PROVIDED ENTRIES ::
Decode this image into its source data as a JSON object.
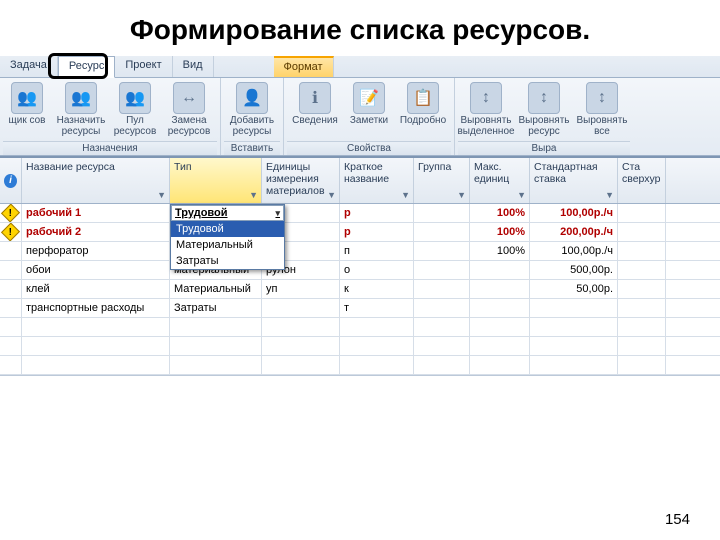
{
  "slide": {
    "title": "Формирование списка ресурсов.",
    "page_number": "154"
  },
  "tabs": {
    "task": "Задача",
    "resource": "Ресурс",
    "project": "Проект",
    "view": "Вид",
    "format": "Формат"
  },
  "ribbon": {
    "groups": {
      "assignments": {
        "title": "Назначения",
        "btn_planner": "щик\nсов",
        "btn_assign": "Назначить\nресурсы",
        "btn_pool": "Пул\nресурсов",
        "btn_replace": "Замена\nресурсов"
      },
      "insert": {
        "title": "Вставить",
        "btn_add": "Добавить\nресурсы"
      },
      "properties": {
        "title": "Свойства",
        "btn_info": "Сведения",
        "btn_notes": "Заметки",
        "btn_details": "Подробно"
      },
      "level": {
        "title": "Выра",
        "btn_sel": "Выровнять\nвыделенное",
        "btn_res": "Выровнять\nресурс",
        "btn_all": "Выровнять\nвсе"
      }
    }
  },
  "grid": {
    "headers": {
      "name": "Название ресурса",
      "type": "Тип",
      "unit": "Единицы\nизмерения\nматериалов",
      "short": "Краткое\nназвание",
      "group": "Группа",
      "max": "Макс.\nединиц",
      "rate": "Стандартная\nставка",
      "over": "Ста\nсверхур"
    },
    "rows": [
      {
        "warn": true,
        "red": true,
        "name": "рабочий 1",
        "type": "Трудовой",
        "unit": "",
        "short": "р",
        "group": "",
        "max": "100%",
        "rate": "100,00р./ч"
      },
      {
        "warn": true,
        "red": true,
        "name": "рабочий 2",
        "type": "",
        "unit": "",
        "short": "р",
        "group": "",
        "max": "100%",
        "rate": "200,00р./ч"
      },
      {
        "warn": false,
        "red": false,
        "name": "перфоратор",
        "type": "",
        "unit": "",
        "short": "п",
        "group": "",
        "max": "100%",
        "rate": "100,00р./ч"
      },
      {
        "warn": false,
        "red": false,
        "name": "обои",
        "type": "материальный",
        "unit": "рулон",
        "short": "о",
        "group": "",
        "max": "",
        "rate": "500,00р."
      },
      {
        "warn": false,
        "red": false,
        "name": "клей",
        "type": "Материальный",
        "unit": "уп",
        "short": "к",
        "group": "",
        "max": "",
        "rate": "50,00р."
      },
      {
        "warn": false,
        "red": false,
        "name": "транспортные расходы",
        "type": "Затраты",
        "unit": "",
        "short": "т",
        "group": "",
        "max": "",
        "rate": ""
      }
    ],
    "dropdown": {
      "selected": "Трудовой",
      "options": [
        "Трудовой",
        "Материальный",
        "Затраты"
      ]
    }
  }
}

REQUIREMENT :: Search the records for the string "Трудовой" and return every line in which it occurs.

RESPONSE FOR THIS EXERCISE ::
        "type": "Трудовой",
      "selected": "Трудовой",
        "Трудовой",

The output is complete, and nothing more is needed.